Your instructions: Where a line below holds the string "left", that line goes into the answer.

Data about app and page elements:

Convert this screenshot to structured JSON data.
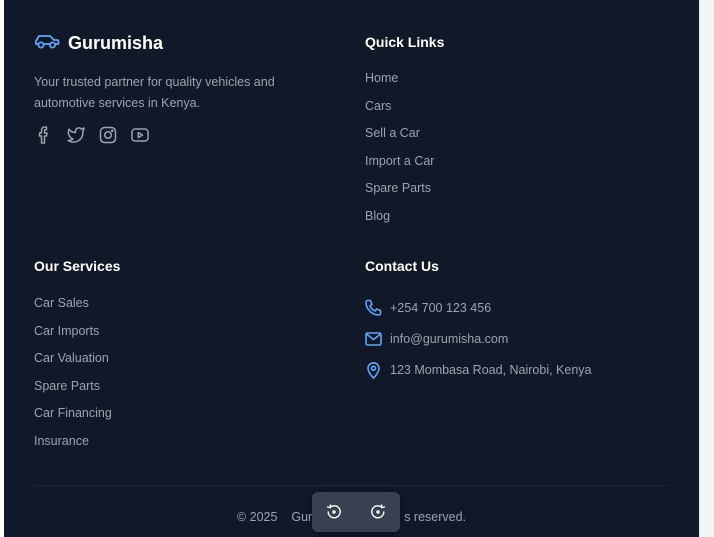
{
  "brand": {
    "name": "Gurumisha",
    "tagline": "Your trusted partner for quality vehicles and automotive services in Kenya.",
    "icon": "car-icon",
    "accent": "#60a5fa"
  },
  "socials": [
    {
      "icon": "facebook-icon"
    },
    {
      "icon": "twitter-icon"
    },
    {
      "icon": "instagram-icon"
    },
    {
      "icon": "youtube-icon"
    }
  ],
  "quick_links": {
    "title": "Quick Links",
    "items": [
      "Home",
      "Cars",
      "Sell a Car",
      "Import a Car",
      "Spare Parts",
      "Blog"
    ]
  },
  "services": {
    "title": "Our Services",
    "items": [
      "Car Sales",
      "Car Imports",
      "Car Valuation",
      "Spare Parts",
      "Car Financing",
      "Insurance"
    ]
  },
  "contact": {
    "title": "Contact Us",
    "phone": "+254 700 123 456",
    "email": "info@gurumisha.com",
    "address": "123 Mombasa Road, Nairobi, Kenya"
  },
  "copyright": {
    "left": "© 2025",
    "mid": "Gur",
    "right": "s reserved."
  },
  "toolbar": {
    "rotate_left_icon": "rotate-left-icon",
    "rotate_right_icon": "rotate-right-icon"
  },
  "colors": {
    "background": "#111827",
    "text": "#9ca3af",
    "heading": "#ffffff"
  }
}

Exercise answer:
    "left": "© 2025",
    "rotate_left_icon": "rotate-left-icon",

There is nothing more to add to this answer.